Assigned task:
Repeat the records exactly as given. Do not include the pictures.

Recorded data:
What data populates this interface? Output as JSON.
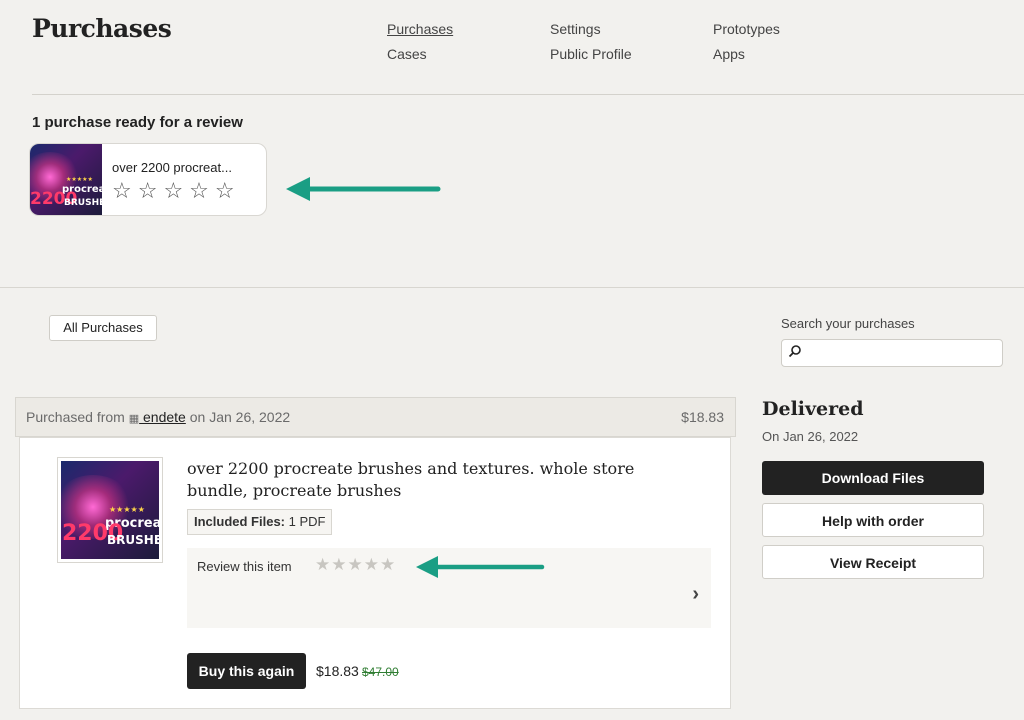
{
  "header": {
    "title": "Purchases",
    "nav": [
      [
        {
          "label": "Purchases",
          "active": true
        },
        {
          "label": "Cases"
        }
      ],
      [
        {
          "label": "Settings"
        },
        {
          "label": "Public Profile"
        }
      ],
      [
        {
          "label": "Prototypes"
        },
        {
          "label": "Apps"
        }
      ]
    ]
  },
  "review_prompt": {
    "heading": "1 purchase ready for a review",
    "item_title": "over 2200 procreat...",
    "stars": "☆☆☆☆☆"
  },
  "thumbnail": {
    "number": "2200",
    "line1": "procreat",
    "line2": "BRUSHES",
    "rating_stars": "★★★★★"
  },
  "filter": {
    "label": "All Purchases"
  },
  "search": {
    "label": "Search your purchases",
    "placeholder": "",
    "icon": "search-icon"
  },
  "order": {
    "purchased_from_prefix": "Purchased from ",
    "shop_name": " endete",
    "date_text": " on Jan 26, 2022",
    "total": "$18.83",
    "item_title": "over 2200 procreate brushes and textures. whole store bundle, procreate brushes",
    "files_label": "Included Files:",
    "files_value": " 1 PDF",
    "review_label": "Review this item",
    "review_stars": "★★★★★",
    "buy_again_label": "Buy this again",
    "price": "$18.83",
    "original_price": "$47.00"
  },
  "status": {
    "title": "Delivered",
    "date": "On Jan 26, 2022",
    "download_label": "Download Files",
    "help_label": "Help with order",
    "receipt_label": "View Receipt"
  },
  "colors": {
    "accent_arrow": "#1a9e84",
    "dark_button": "#222222",
    "discount_price": "#2f7d32"
  }
}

Answer to this task:
What data populates this interface? Output as JSON.
{
  "header": {
    "title": "Purchases",
    "nav": [
      [
        {
          "label": "Purchases",
          "active": true
        },
        {
          "label": "Cases"
        }
      ],
      [
        {
          "label": "Settings"
        },
        {
          "label": "Public Profile"
        }
      ],
      [
        {
          "label": "Prototypes"
        },
        {
          "label": "Apps"
        }
      ]
    ]
  },
  "review_prompt": {
    "heading": "1 purchase ready for a review",
    "item_title": "over 2200 procreat...",
    "stars": "☆☆☆☆☆"
  },
  "thumbnail": {
    "number": "2200",
    "line1": "procreat",
    "line2": "BRUSHES",
    "rating_stars": "★★★★★"
  },
  "filter": {
    "label": "All Purchases"
  },
  "search": {
    "label": "Search your purchases",
    "placeholder": "",
    "icon": "search-icon"
  },
  "order": {
    "purchased_from_prefix": "Purchased from ",
    "shop_name": " endete",
    "date_text": " on Jan 26, 2022",
    "total": "$18.83",
    "item_title": "over 2200 procreate brushes and textures. whole store bundle, procreate brushes",
    "files_label": "Included Files:",
    "files_value": " 1 PDF",
    "review_label": "Review this item",
    "review_stars": "★★★★★",
    "buy_again_label": "Buy this again",
    "price": "$18.83",
    "original_price": "$47.00"
  },
  "status": {
    "title": "Delivered",
    "date": "On Jan 26, 2022",
    "download_label": "Download Files",
    "help_label": "Help with order",
    "receipt_label": "View Receipt"
  },
  "colors": {
    "accent_arrow": "#1a9e84",
    "dark_button": "#222222",
    "discount_price": "#2f7d32"
  }
}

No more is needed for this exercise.